One of the more interesting things about this book is the fact that Dracula doesn’t kill Harker. He leaves him alive in his castle while he travels to London. True, Dracula’s wives will finish Harker off, but there’s always the risk that he will get away and spill the beans. Which is what happens. Why not make sure? While never overtly stated, I believe it’s because Harker is Dracula’s guest, and killing him would violate the rules of hospitality. Dracula is a supernatural entity, and thus must abide by a number of rules. Leaving Harker alive means Dracula is following the letter of the law.
Dracula charters a boat to transport him and his fifty earth-filled coffins filled to England. He kills everyone on the ship, which sails into Whitby with the dead captain tied to the wheel. It is never revealed why the Count chose Whitby. Why not London or Liverpool? Anyway, Dracula wastes no time seducing Lucy Westenra. Lucy’s best friend, Mina, is Jonathan Harker’s fiancée. Coincidence? Part of the Count’s evil plan? Bad plotting?
Whatever the reason, soon poor Lucy is in her grave. This despite the efforts of her three suitors, Dr. Jack Seward, Lord Arthur Godalming, and Quincey Morris, who hails from the great country of Texas. Further reinforcements arrive when Dr. Seward consults his old tutor, Abraham Van Helsing, about Lucy’s bizarre anemia. Van Helsing doesn’t have a great command of the English language, and his solutions involve crosses and garlic flowers. Instead of confining Van Helsing in his sanitorium, Dr. Seward and company agree to a number of blood transfusions. Since people didn’t know about different blood types back then, it’s possible those transfusions helped kill Lucy.
Lucy rises from the grave, begins preying on children, and is dubbed the Bloofer Lady by the press. The sequences with her are the creepiest parts of the book. Somehow Van Helsing convinces the others to pound a stake through Lucy’s heart and then chop off her head. Meanwhile, a weakened Harker makes it back to England, only to lose it when he sees the Count strolling through London. One thing leads to the other, and the Harkers are united with Van Helsing & his crew.
Blah blah blah that’s a lot of plot, and I haven’t even mentioned Renfield the Fly Eating Lunatic. Is the book any good? Yes, and no. The plot is the weakest part of this novel. Dracula’s plan to conquer England is so bad that Stoker dedicates a half-chapter to Van Helsing talking about Dracula’s child-brain. Exhibit A: Dracula has spent several months in England and only made one vampire. Van Helsing and company find forty nine of his fifty earth-filled coffins in a single day. These are not the actions of a master tactician.
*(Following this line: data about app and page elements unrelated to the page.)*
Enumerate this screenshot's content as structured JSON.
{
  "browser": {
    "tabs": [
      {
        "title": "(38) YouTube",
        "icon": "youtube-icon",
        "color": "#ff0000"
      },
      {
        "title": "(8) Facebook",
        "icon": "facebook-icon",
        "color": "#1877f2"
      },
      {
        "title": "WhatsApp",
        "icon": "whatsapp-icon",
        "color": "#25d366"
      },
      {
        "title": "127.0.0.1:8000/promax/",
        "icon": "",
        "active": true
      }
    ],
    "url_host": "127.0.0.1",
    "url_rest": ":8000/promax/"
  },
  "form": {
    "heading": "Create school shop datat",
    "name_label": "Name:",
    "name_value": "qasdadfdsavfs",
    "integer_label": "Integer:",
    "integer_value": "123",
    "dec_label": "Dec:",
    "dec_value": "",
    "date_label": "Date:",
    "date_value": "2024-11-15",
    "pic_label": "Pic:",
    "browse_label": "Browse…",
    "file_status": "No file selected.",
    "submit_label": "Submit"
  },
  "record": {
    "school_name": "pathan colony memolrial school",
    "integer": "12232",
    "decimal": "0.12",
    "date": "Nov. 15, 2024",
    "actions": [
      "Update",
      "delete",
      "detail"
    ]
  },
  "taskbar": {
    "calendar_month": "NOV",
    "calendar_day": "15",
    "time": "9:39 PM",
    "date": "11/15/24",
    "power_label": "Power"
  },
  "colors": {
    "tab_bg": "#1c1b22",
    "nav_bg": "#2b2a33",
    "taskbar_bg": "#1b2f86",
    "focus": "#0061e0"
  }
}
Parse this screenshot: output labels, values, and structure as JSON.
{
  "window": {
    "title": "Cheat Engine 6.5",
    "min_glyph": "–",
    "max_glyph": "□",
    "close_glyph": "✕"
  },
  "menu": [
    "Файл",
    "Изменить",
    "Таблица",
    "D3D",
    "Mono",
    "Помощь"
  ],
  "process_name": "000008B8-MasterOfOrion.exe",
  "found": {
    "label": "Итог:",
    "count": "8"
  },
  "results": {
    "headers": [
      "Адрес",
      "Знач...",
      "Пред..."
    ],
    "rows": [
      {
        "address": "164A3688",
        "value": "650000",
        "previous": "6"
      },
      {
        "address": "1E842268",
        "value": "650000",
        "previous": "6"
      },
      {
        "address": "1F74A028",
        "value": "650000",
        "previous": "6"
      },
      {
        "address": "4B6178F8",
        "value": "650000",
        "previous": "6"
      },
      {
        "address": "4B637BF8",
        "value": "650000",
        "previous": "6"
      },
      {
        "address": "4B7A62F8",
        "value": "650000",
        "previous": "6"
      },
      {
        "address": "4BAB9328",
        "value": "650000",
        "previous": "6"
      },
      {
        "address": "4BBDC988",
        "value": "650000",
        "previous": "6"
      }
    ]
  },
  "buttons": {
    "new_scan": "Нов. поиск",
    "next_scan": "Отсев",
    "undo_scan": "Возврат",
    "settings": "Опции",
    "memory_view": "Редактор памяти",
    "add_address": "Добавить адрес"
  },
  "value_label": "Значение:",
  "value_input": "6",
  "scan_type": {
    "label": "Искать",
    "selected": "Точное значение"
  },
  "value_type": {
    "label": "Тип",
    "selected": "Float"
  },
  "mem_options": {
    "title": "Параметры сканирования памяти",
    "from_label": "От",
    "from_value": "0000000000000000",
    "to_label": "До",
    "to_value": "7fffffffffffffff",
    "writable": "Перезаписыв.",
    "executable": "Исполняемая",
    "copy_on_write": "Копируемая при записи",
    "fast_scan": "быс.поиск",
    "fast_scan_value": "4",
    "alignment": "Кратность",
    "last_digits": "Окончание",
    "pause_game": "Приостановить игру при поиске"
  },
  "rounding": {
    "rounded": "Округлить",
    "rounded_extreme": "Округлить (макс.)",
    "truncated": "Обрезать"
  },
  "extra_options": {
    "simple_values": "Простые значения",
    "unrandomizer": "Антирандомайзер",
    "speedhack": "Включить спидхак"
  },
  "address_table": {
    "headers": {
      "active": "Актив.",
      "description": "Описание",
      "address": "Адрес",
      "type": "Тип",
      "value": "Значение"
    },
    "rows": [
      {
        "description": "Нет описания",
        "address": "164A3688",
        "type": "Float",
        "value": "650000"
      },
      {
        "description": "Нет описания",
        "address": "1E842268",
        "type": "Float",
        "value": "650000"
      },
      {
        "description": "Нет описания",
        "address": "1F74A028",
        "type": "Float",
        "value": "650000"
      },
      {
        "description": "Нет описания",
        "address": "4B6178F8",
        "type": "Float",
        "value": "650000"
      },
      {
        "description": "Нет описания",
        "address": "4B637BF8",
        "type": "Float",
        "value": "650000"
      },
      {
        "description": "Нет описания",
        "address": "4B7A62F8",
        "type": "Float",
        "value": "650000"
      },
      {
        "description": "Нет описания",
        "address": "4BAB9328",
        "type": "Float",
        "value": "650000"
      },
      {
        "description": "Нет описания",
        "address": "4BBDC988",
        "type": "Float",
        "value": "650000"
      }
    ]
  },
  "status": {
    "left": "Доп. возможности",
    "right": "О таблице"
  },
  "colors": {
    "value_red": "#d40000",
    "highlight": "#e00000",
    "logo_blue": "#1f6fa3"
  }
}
The book’s characters fare better. The standout humans are Van Helsing and Renfield the Fly Eating Lunatic, both of whom are crazy. And then we have Dracula. We never get to understand what makes him tick, which is part of what makes him interesting. His entrance to England, floating into harbor in a corpse ship, are the actions of a Voivode. His exit, wherein he scrambles for pocket change and spends weeks hiding in a boat, are the actions of a scared man. The apparent contradiction is never explained. Perhaps he’s acting according to an unstated set of rules that are never explained to us?
Parts of this book reek of a bizarre sickly sweet sentimentality, but much of Dracula was quite shocking to the Victorians. The novel brushes against sexual mores and taboos (A WOMAN’S BOUDOIR, INVADED!), and I think that’s what shocked people. In the end, Dracula dies and we have a happy ending, but sometimes it seems like we’ve brushed up against something we don’t quite understand, and I don’t know what it is, and maybe that’s why I keep coming back to this book.